→ **DIRECTIONS**: All lines holding the string "dims" should be copied from the data below.

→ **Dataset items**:
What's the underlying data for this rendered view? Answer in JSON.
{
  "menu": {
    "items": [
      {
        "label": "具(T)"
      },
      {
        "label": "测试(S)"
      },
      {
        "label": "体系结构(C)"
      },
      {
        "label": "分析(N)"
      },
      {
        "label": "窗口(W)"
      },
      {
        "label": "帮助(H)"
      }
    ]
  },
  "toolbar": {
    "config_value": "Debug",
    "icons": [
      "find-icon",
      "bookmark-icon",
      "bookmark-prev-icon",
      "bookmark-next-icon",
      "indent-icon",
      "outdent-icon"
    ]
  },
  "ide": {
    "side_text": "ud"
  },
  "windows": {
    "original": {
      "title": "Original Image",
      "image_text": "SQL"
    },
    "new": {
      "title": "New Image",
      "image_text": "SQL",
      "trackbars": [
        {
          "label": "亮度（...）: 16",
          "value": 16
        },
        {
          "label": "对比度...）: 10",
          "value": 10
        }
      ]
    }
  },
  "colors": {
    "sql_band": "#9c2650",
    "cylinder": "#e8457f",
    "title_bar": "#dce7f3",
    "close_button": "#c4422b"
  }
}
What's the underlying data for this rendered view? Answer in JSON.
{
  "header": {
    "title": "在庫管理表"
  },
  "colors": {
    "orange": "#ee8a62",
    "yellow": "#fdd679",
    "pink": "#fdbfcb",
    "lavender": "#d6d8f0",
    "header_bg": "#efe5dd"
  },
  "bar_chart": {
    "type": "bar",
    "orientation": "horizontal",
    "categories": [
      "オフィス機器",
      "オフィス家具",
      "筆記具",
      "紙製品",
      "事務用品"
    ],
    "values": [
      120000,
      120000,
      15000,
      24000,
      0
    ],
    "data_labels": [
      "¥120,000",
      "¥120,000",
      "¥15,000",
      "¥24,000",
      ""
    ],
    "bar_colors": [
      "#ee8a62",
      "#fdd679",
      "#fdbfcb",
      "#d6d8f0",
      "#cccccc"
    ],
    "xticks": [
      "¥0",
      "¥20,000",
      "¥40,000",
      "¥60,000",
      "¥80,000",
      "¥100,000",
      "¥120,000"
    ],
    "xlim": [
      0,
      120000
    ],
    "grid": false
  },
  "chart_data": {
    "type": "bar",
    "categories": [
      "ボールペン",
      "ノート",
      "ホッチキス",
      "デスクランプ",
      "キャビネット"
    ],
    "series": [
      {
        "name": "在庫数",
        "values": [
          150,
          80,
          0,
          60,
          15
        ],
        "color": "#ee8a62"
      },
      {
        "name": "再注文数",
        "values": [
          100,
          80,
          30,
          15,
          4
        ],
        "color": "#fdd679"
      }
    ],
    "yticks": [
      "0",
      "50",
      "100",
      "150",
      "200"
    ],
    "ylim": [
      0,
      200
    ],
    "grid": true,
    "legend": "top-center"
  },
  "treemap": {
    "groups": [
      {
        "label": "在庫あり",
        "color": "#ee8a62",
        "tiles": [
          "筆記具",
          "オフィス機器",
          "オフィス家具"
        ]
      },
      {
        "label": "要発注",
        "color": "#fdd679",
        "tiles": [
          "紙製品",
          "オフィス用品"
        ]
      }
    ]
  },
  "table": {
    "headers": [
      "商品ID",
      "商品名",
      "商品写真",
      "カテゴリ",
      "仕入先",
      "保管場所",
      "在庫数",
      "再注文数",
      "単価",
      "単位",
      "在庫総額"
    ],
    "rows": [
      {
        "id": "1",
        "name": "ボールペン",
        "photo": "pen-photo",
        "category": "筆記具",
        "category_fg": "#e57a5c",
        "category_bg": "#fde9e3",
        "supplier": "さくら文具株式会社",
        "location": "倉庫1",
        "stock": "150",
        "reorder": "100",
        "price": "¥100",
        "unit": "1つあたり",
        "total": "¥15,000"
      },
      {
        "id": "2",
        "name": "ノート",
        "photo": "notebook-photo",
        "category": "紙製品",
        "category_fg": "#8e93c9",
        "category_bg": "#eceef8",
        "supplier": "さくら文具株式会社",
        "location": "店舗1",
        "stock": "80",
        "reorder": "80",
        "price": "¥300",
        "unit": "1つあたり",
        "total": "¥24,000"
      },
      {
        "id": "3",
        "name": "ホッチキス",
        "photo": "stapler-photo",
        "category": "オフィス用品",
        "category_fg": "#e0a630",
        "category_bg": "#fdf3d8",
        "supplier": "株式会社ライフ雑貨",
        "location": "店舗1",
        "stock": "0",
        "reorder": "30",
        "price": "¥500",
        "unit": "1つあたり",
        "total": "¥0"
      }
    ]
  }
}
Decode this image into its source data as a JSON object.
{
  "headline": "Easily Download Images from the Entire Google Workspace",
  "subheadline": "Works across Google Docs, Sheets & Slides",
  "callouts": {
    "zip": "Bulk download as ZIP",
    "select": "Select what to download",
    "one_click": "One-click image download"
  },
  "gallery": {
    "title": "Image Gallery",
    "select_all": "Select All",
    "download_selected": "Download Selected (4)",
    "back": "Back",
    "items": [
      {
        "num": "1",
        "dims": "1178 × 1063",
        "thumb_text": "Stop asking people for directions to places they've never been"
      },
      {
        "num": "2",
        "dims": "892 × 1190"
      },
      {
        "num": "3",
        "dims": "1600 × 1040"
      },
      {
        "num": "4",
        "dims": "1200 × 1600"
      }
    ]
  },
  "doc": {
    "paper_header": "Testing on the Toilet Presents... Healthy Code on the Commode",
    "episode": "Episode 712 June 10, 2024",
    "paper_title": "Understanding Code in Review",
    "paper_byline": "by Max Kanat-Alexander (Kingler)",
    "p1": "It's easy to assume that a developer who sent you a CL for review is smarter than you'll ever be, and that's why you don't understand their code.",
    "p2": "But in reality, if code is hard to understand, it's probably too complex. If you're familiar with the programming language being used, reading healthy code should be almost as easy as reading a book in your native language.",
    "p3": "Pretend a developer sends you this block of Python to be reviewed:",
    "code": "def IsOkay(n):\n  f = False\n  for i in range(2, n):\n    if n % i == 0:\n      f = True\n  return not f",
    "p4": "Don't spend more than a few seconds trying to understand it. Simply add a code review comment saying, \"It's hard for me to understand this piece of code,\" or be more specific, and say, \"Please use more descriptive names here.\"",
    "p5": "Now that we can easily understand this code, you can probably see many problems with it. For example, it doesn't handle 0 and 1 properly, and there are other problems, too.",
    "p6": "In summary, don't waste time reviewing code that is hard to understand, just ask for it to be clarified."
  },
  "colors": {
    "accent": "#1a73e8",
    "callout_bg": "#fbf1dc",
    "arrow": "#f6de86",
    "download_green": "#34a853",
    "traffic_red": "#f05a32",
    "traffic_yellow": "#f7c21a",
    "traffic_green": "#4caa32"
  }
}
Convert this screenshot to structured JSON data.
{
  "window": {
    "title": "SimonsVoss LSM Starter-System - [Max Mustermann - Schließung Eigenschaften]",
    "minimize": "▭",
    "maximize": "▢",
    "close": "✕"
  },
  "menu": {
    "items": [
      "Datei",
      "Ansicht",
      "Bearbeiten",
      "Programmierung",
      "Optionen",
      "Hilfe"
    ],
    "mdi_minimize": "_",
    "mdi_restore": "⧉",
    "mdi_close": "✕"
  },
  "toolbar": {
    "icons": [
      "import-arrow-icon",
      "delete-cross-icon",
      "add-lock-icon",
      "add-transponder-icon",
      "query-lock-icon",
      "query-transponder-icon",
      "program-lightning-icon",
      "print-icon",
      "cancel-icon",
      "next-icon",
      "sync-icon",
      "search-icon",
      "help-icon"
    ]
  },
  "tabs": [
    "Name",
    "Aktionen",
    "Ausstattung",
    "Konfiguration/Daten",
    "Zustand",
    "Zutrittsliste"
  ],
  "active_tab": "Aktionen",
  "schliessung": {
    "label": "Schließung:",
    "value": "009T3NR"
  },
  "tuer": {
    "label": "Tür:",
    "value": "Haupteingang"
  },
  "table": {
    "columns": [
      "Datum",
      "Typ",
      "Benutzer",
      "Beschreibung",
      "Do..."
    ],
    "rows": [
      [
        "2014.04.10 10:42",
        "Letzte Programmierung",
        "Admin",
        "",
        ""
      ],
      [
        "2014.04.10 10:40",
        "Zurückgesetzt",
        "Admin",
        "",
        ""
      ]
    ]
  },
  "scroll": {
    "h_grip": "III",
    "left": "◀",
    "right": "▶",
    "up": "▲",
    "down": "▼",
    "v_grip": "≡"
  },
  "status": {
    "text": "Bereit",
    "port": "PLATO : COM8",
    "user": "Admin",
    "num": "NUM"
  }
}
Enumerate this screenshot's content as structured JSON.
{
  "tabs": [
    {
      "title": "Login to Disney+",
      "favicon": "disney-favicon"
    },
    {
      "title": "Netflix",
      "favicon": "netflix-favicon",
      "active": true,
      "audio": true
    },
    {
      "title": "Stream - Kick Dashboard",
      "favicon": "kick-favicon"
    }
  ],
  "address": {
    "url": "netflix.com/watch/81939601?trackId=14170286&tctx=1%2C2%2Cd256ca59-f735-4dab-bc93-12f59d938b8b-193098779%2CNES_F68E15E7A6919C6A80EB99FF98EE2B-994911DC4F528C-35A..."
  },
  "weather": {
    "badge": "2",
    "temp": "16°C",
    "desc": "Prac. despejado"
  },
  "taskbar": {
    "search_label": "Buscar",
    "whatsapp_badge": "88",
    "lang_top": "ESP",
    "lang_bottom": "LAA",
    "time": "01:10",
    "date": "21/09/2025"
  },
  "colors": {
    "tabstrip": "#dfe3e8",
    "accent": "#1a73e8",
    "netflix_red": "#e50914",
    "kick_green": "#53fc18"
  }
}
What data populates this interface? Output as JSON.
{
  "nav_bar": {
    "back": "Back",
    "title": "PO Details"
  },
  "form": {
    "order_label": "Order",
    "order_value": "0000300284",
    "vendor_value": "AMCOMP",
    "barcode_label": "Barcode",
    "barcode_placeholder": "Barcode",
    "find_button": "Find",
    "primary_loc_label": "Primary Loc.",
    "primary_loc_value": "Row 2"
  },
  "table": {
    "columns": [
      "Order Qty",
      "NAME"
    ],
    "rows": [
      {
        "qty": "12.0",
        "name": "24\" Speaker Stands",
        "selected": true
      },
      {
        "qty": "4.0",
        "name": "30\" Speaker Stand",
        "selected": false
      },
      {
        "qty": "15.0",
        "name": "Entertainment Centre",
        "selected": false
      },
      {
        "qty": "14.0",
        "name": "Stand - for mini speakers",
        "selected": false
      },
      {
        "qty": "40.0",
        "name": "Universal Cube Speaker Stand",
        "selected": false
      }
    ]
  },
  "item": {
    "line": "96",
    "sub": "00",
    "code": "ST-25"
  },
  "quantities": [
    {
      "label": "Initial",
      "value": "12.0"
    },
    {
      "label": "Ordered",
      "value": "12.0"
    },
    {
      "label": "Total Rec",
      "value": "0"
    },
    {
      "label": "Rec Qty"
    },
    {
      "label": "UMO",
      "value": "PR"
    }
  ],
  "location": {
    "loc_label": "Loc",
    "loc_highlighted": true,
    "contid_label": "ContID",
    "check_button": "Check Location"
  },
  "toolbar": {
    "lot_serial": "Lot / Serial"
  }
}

→ **WRITTEN ANSWER**:
        "dims": "1178 × 1063",
        "dims": "892 × 1190"
        "dims": "1600 × 1040"
        "dims": "1200 × 1600"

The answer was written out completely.